The last strategy mentioned in the blog post is dual coding, defined very simply as "combining visuals with words" with the rationale that "[w]hen you have the same information in two formats - words and visuals - it gives you two ways of remembering the information later on." In terms of the knowledge organizer, this seems particularly well-suited to memorizing vocabulary and quotations. It strikes me as not dissimilar to the memory palace technique - for example, as used by Sherlock Holmes - where you places information in familiar settings so that by evoking a recognizable image in your mind, you can recall the associated facts. In Reading Reconsidered, Doug Lemov advocates providing visuals as part of vocabulary instruction (2). For example, an image of Banquo’s ghost seated in the chair of Macbeth could be discussed as a visual representation of usurpation.

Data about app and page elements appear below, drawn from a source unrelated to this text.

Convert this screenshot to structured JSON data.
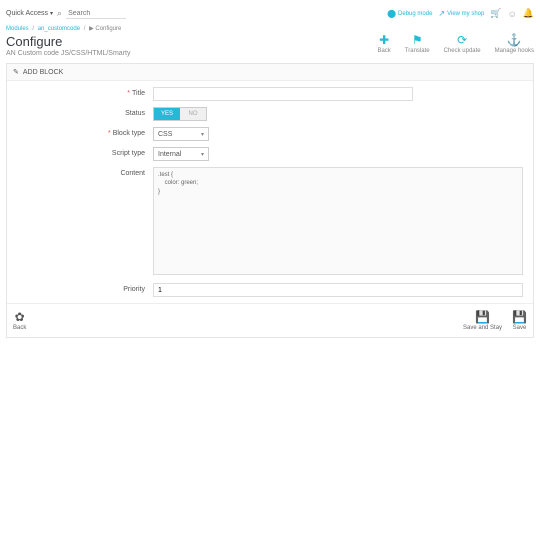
{
  "topbar": {
    "quick_access": "Quick Access",
    "search_placeholder": "Search",
    "debug_label": "Debug mode",
    "view_shop_label": "View my shop"
  },
  "breadcrumbs": {
    "a": "Modules",
    "b": "an_customcode",
    "c": "▶ Configure"
  },
  "page": {
    "title": "Configure",
    "subtitle": "AN Custom code JS/CSS/HTML/Smarty"
  },
  "header_actions": {
    "back": "Back",
    "translate": "Translate",
    "check_update": "Check update",
    "manage_hooks": "Manage hooks"
  },
  "panel": {
    "heading": "ADD BLOCK",
    "labels": {
      "title": "Title",
      "status": "Status",
      "block_type": "Block type",
      "script_type": "Script type",
      "content": "Content",
      "priority": "Priority"
    },
    "values": {
      "status_yes": "YES",
      "status_no": "NO",
      "block_type": "CSS",
      "script_type": "Internal",
      "content": ".test {\n    color: green;\n}",
      "priority": "1"
    },
    "footer": {
      "back": "Back",
      "save_stay": "Save and Stay",
      "save": "Save"
    }
  }
}
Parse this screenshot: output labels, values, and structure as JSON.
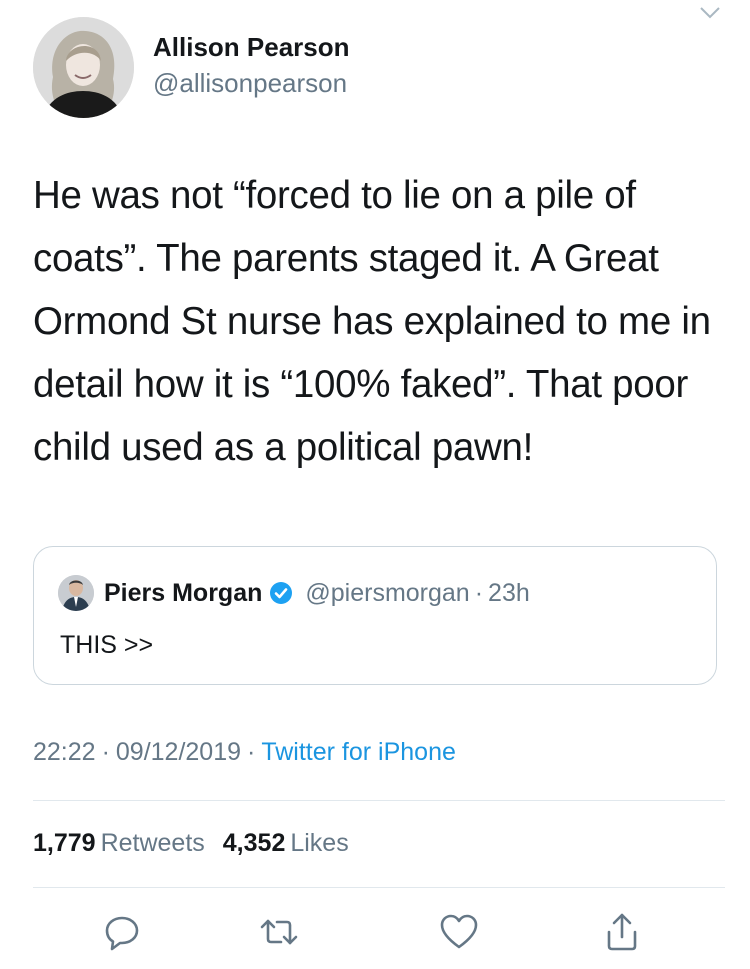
{
  "tweet": {
    "author": {
      "display_name": "Allison Pearson",
      "handle": "@allisonpearson"
    },
    "text": "He was not “forced to lie on a pile of coats”. The parents staged it. A Great Ormond St nurse has explained to me in detail how it is “100% faked”. That poor child used as a political pawn!",
    "quoted": {
      "display_name": "Piers Morgan",
      "verified": true,
      "handle": "@piersmorgan",
      "separator": "·",
      "time": "23h",
      "text": "THIS >>"
    },
    "meta": {
      "time": "22:22",
      "separator": "·",
      "date": "09/12/2019",
      "source": "Twitter for iPhone"
    },
    "stats": {
      "retweets_count": "1,779",
      "retweets_label": "Retweets",
      "likes_count": "4,352",
      "likes_label": "Likes"
    }
  },
  "icons": {
    "menu": "chevron-down-icon",
    "reply": "reply-icon",
    "retweet": "retweet-icon",
    "like": "heart-icon",
    "share": "share-icon",
    "verified": "verified-badge-icon"
  },
  "colors": {
    "text": "#14171a",
    "secondary": "#657786",
    "link": "#1b95e0",
    "border": "#ccd6dd",
    "divider": "#e1e8ed"
  }
}
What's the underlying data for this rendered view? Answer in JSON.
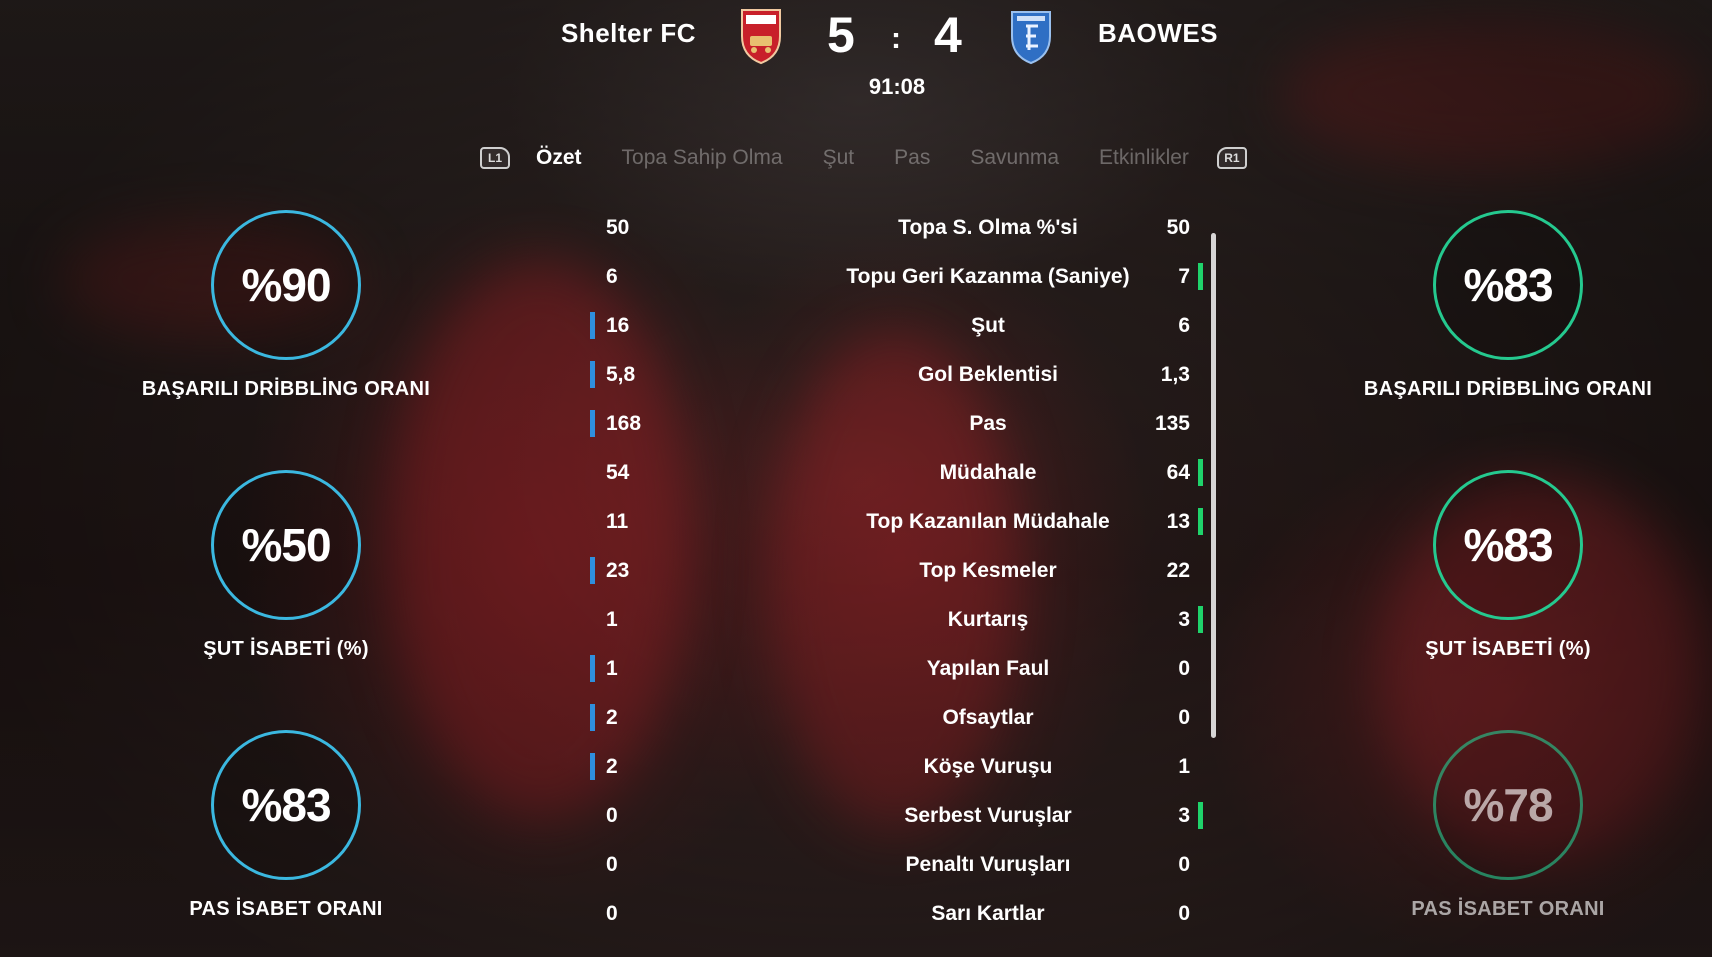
{
  "match": {
    "home_team": "Shelter FC",
    "away_team": "BAOWES",
    "home_score": "5",
    "score_separator": ":",
    "away_score": "4",
    "clock": "91:08"
  },
  "tabs": {
    "left_bumper": "L1",
    "right_bumper": "R1",
    "items": [
      {
        "label": "Özet",
        "active": true
      },
      {
        "label": "Topa Sahip Olma",
        "active": false
      },
      {
        "label": "Şut",
        "active": false
      },
      {
        "label": "Pas",
        "active": false
      },
      {
        "label": "Savunma",
        "active": false
      },
      {
        "label": "Etkinlikler",
        "active": false
      }
    ]
  },
  "home_rings": [
    {
      "value": "%90",
      "label": "BAŞARILI DRİBBLİNG ORANI"
    },
    {
      "value": "%50",
      "label": "ŞUT İSABETİ (%)"
    },
    {
      "value": "%83",
      "label": "PAS İSABET ORANI"
    }
  ],
  "away_rings": [
    {
      "value": "%83",
      "label": "BAŞARILI DRİBBLİNG ORANI"
    },
    {
      "value": "%83",
      "label": "ŞUT İSABETİ (%)"
    },
    {
      "value": "%78",
      "label": "PAS İSABET ORANI"
    }
  ],
  "stats": [
    {
      "home": "50",
      "label": "Topa S. Olma %'si",
      "away": "50"
    },
    {
      "home": "6",
      "label": "Topu Geri Kazanma (Saniye)",
      "away": "7"
    },
    {
      "home": "16",
      "label": "Şut",
      "away": "6"
    },
    {
      "home": "5,8",
      "label": "Gol Beklentisi",
      "away": "1,3"
    },
    {
      "home": "168",
      "label": "Pas",
      "away": "135"
    },
    {
      "home": "54",
      "label": "Müdahale",
      "away": "64"
    },
    {
      "home": "11",
      "label": "Top Kazanılan Müdahale",
      "away": "13"
    },
    {
      "home": "23",
      "label": "Top Kesmeler",
      "away": "22"
    },
    {
      "home": "1",
      "label": "Kurtarış",
      "away": "3"
    },
    {
      "home": "1",
      "label": "Yapılan Faul",
      "away": "0"
    },
    {
      "home": "2",
      "label": "Ofsaytlar",
      "away": "0"
    },
    {
      "home": "2",
      "label": "Köşe Vuruşu",
      "away": "1"
    },
    {
      "home": "0",
      "label": "Serbest Vuruşlar",
      "away": "3"
    },
    {
      "home": "0",
      "label": "Penaltı Vuruşları",
      "away": "0"
    },
    {
      "home": "0",
      "label": "Sarı Kartlar",
      "away": "0"
    }
  ],
  "colors": {
    "home_accent": "#3bb8e0",
    "home_lead_bar": "#2f8fde",
    "away_accent": "#25c98f",
    "away_lead_bar": "#1fd36b",
    "home_crest": "#c8202a",
    "away_crest": "#2f6fc4"
  }
}
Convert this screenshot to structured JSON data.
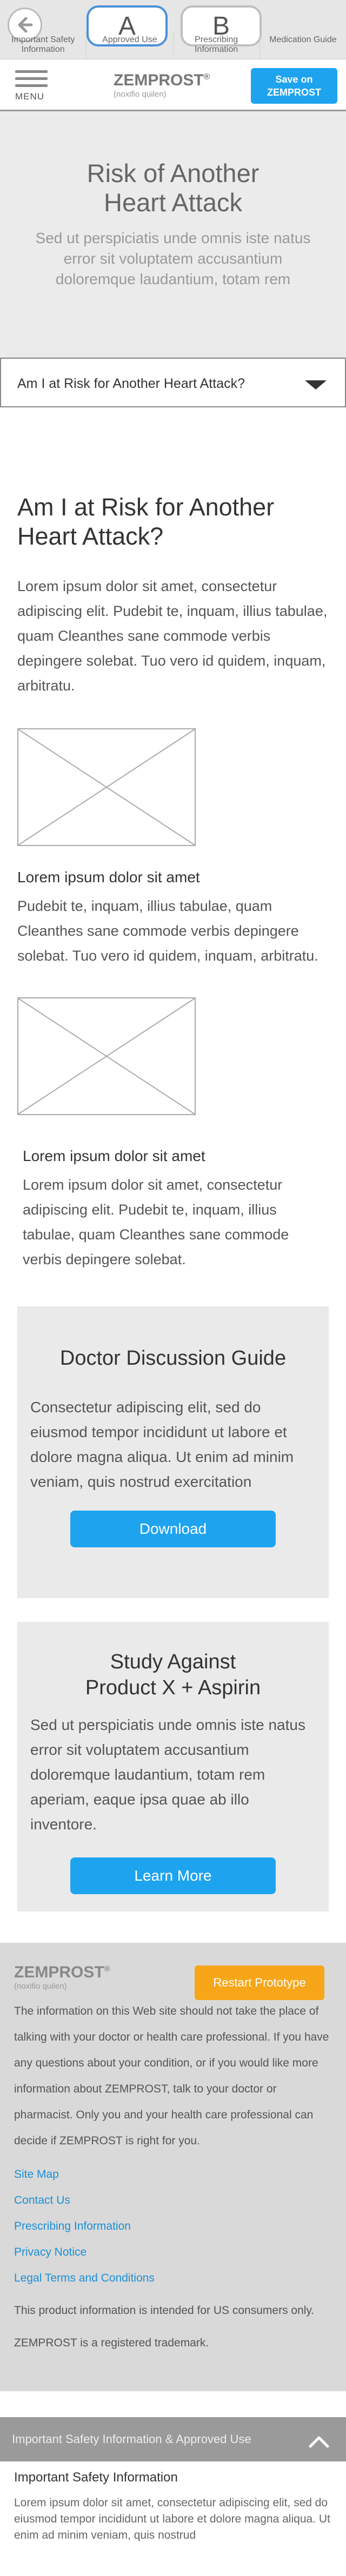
{
  "proto": {
    "variant_a": "A",
    "variant_b": "B",
    "tabs": [
      {
        "label": "Important Safety Information"
      },
      {
        "label": "Approved Use"
      },
      {
        "label": "Prescribing Information"
      },
      {
        "label": "Medication Guide"
      }
    ]
  },
  "header": {
    "menu_label": "MENU",
    "logo": "ZEMPROST",
    "logo_mark": "®",
    "logo_sub": "(noxifio quilen)",
    "save_line1": "Save on",
    "save_line2": "ZEMPROST"
  },
  "hero": {
    "title": "Risk of Another Heart Attack",
    "subtitle": "Sed ut perspiciatis unde omnis iste natus error sit voluptatem accusantium doloremque laudantium, totam rem"
  },
  "jump": {
    "selected": "Am I at Risk for Another Heart Attack?"
  },
  "main": {
    "heading": "Am I at Risk for Another Heart Attack?",
    "intro": "Lorem ipsum dolor sit amet, consectetur adipiscing elit. Pudebit te, inquam, illius tabulae, quam Cleanthes sane commode verbis depingere solebat. Tuo vero id quidem, inquam, arbitratu.",
    "section1_title": "Lorem ipsum dolor sit amet",
    "section1_text": "Pudebit te, inquam, illius tabulae, quam Cleanthes sane commode verbis depingere solebat. Tuo vero id quidem, inquam, arbitratu.",
    "section2_title": "Lorem ipsum dolor sit amet",
    "section2_text": "Lorem ipsum dolor sit amet, consectetur adipiscing elit. Pudebit te, inquam, illius tabulae, quam Cleanthes sane commode verbis depingere solebat."
  },
  "cards": {
    "guide_title": "Doctor Discussion Guide",
    "guide_text": "Consectetur adipiscing elit, sed do eiusmod tempor incididunt ut labore et dolore magna aliqua. Ut enim ad minim veniam, quis nostrud exercitation",
    "guide_button": "Download",
    "study_title": "Study Against Product X + Aspirin",
    "study_text": "Sed ut perspiciatis unde omnis iste natus error sit voluptatem accusantium doloremque laudantium, totam rem aperiam, eaque ipsa quae ab illo inventore.",
    "study_button": "Learn More"
  },
  "footer": {
    "logo": "ZEMPROST",
    "logo_mark": "®",
    "logo_sub": "(noxifio quilen)",
    "restart_label": "Restart Prototype",
    "disclaimer": "The information on this Web site should not take the place of talking with your doctor or health care professional. If you have any questions about your condition, or if you would like more information about ZEMPROST, talk to your doctor or pharmacist. Only you and your health care professional can decide if ZEMPROST is right for you.",
    "links": [
      {
        "label": "Site Map"
      },
      {
        "label": "Contact Us"
      },
      {
        "label": "Prescribing Information"
      },
      {
        "label": "Privacy Notice"
      },
      {
        "label": "Legal Terms and Conditions"
      }
    ],
    "us_note": "This product information is intended for US consumers only.",
    "trademark": "ZEMPROST is a registered trademark."
  },
  "isi": {
    "bar_label": "Important Safety Information & Approved Use",
    "heading": "Important Safety Information",
    "text": "Lorem ipsum dolor sit amet, consectetur adipiscing elit, sed do eiusmod tempor incididunt ut labore et dolore magna aliqua. Ut enim ad minim veniam, quis nostrud"
  },
  "colors": {
    "accent_blue": "#1ea3ef",
    "restart_orange": "#f7a61a",
    "hero_bg": "#ebebeb",
    "footer_bg": "#d9d9d9"
  }
}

I encourage my students, when they are revising (studying), to dual code by drawing images related to vocabulary words. For example, the word 'hierarchy' might be accompanied by a vertical line with a crown at the top and a hand (to represent begging/poverty) at the bottom. Or, the aforementioned Egeus quotation could be accompanied by an image of a girl (stick girl, in my case with my extremely limited drawing ability!) in a trash can; or a gravestone with Hermia’s name on it to represent Egeus’s wish to ‘dispose’ her to her ‘death’. Of course, pairing images and quotations in this way relies on an understanding of the vocabulary within the quorarions first!

I encourage students to demonstrate spaced practice through revising with the knowledge organizer a little between each lesson (checked by their teacher) rather than a lot each week or fortnight, and their revision starts at the very beginning of the scheme of work.

I also use Andy Tharby’s excellent memory platforms at the beginning of each lesson to interleave their practice of different concepts in one quick retrieval practice session, through the following structure:

Question 1-3: last lesson’s learning
Question 4: last week’s learning
Question 5: last term’s learning
Question 6: link last lesson to last term


By regularly practicing the above, students also make links with other units of study when revising with the knowledge organizer.

My final approach to interleaving is utilizing ‘poem of the day’ with Year 7 where we study a poem linked to that day in history (thanks to the excellent book Poem for Every Day of the Year (3) for this!), and discuss the tone and any relevant poetic techniques. We then try to link this discussion to our study of Shakespeare, exploring common themes, authorial intent, writers’ methods and even the fact that Puck would have enjoyed a limerick! Here is an example of a poem we would read and discuss:


I hope this blog has provided some useful ideas or at least food for thought! If you have further suggestions or adapt any of the strategies listed above, I would love to hear about it.


(1) Brown, P.C., Roediger III, H.L., & McDaniel, M.A.. (2014). Make It Stick. The Science of Successful Learning. Cambridge, MA: The Belknap Press of Harvard University Press.

(2) Lemov, D., Driggs, C., & Woolway, E. (2016). Reading Reconsidered: A Practical Guide to Rigorous Literacy Instruction. John Wiley & Sons.

(3) Asiri, A. (2017). A Poem for Every Day of the Year. Pan Macmillan.